# [THE PROBLEM]
Every record below must be written out exactly. Leave out the pictures.

------ EXTRACTED RECORDS ------

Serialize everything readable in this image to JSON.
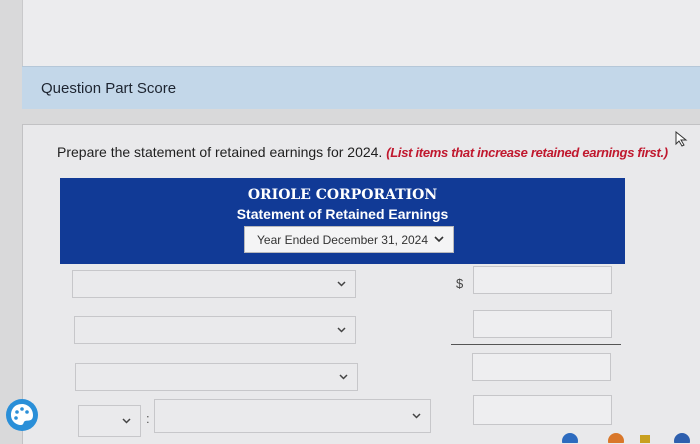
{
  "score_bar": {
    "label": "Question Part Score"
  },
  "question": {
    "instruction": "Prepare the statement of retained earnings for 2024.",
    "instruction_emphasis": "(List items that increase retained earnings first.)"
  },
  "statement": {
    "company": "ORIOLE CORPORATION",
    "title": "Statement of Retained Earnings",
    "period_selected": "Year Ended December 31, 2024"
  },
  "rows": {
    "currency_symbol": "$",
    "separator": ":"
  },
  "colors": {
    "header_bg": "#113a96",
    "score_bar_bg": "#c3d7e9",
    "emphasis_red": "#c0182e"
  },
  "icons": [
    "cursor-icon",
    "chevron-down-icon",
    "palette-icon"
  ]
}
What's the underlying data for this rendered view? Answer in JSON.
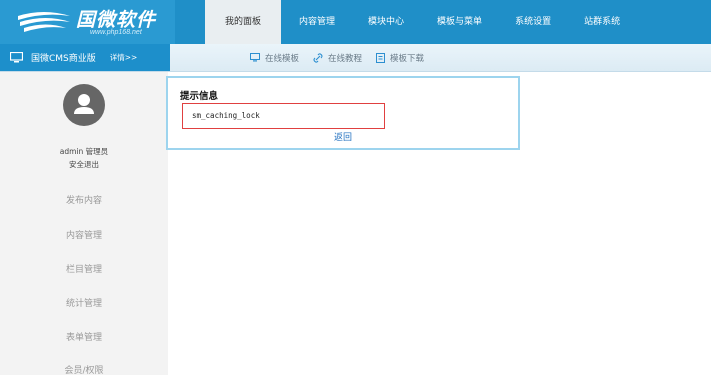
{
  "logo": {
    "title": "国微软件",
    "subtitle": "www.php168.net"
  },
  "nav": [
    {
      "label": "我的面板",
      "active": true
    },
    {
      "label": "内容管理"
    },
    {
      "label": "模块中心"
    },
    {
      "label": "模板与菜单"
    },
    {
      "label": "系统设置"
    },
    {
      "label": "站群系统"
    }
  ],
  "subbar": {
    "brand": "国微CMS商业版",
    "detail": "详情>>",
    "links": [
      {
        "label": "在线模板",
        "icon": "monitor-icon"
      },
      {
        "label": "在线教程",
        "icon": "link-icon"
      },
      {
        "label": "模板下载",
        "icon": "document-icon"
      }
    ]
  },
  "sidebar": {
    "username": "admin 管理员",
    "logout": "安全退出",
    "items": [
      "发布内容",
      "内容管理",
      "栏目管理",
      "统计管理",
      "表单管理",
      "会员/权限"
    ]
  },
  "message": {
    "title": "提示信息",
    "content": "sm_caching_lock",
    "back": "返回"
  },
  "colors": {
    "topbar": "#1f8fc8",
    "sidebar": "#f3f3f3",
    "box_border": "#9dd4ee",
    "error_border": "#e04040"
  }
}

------

# [RESPONSE AREA]
Serialize everything readable in this image to JSON.
{
  "score_bar": {
    "label": "Question Part Score"
  },
  "question": {
    "instruction": "Prepare the statement of retained earnings for 2024.",
    "instruction_emphasis": "(List items that increase retained earnings first.)"
  },
  "statement": {
    "company": "ORIOLE CORPORATION",
    "title": "Statement of Retained Earnings",
    "period_selected": "Year Ended December 31, 2024"
  },
  "rows": {
    "currency_symbol": "$",
    "separator": ":"
  },
  "colors": {
    "header_bg": "#113a96",
    "score_bar_bg": "#c3d7e9",
    "emphasis_red": "#c0182e"
  },
  "icons": [
    "cursor-icon",
    "chevron-down-icon",
    "palette-icon"
  ]
}
What's the underlying data for this rendered view? Answer in JSON.
{
  "logo": {
    "title": "国微软件",
    "subtitle": "www.php168.net"
  },
  "nav": [
    {
      "label": "我的面板",
      "active": true
    },
    {
      "label": "内容管理"
    },
    {
      "label": "模块中心"
    },
    {
      "label": "模板与菜单"
    },
    {
      "label": "系统设置"
    },
    {
      "label": "站群系统"
    }
  ],
  "subbar": {
    "brand": "国微CMS商业版",
    "detail": "详情>>",
    "links": [
      {
        "label": "在线模板",
        "icon": "monitor-icon"
      },
      {
        "label": "在线教程",
        "icon": "link-icon"
      },
      {
        "label": "模板下载",
        "icon": "document-icon"
      }
    ]
  },
  "sidebar": {
    "username": "admin 管理员",
    "logout": "安全退出",
    "items": [
      "发布内容",
      "内容管理",
      "栏目管理",
      "统计管理",
      "表单管理",
      "会员/权限"
    ]
  },
  "message": {
    "title": "提示信息",
    "content": "sm_caching_lock",
    "back": "返回"
  },
  "colors": {
    "topbar": "#1f8fc8",
    "sidebar": "#f3f3f3",
    "box_border": "#9dd4ee",
    "error_border": "#e04040"
  }
}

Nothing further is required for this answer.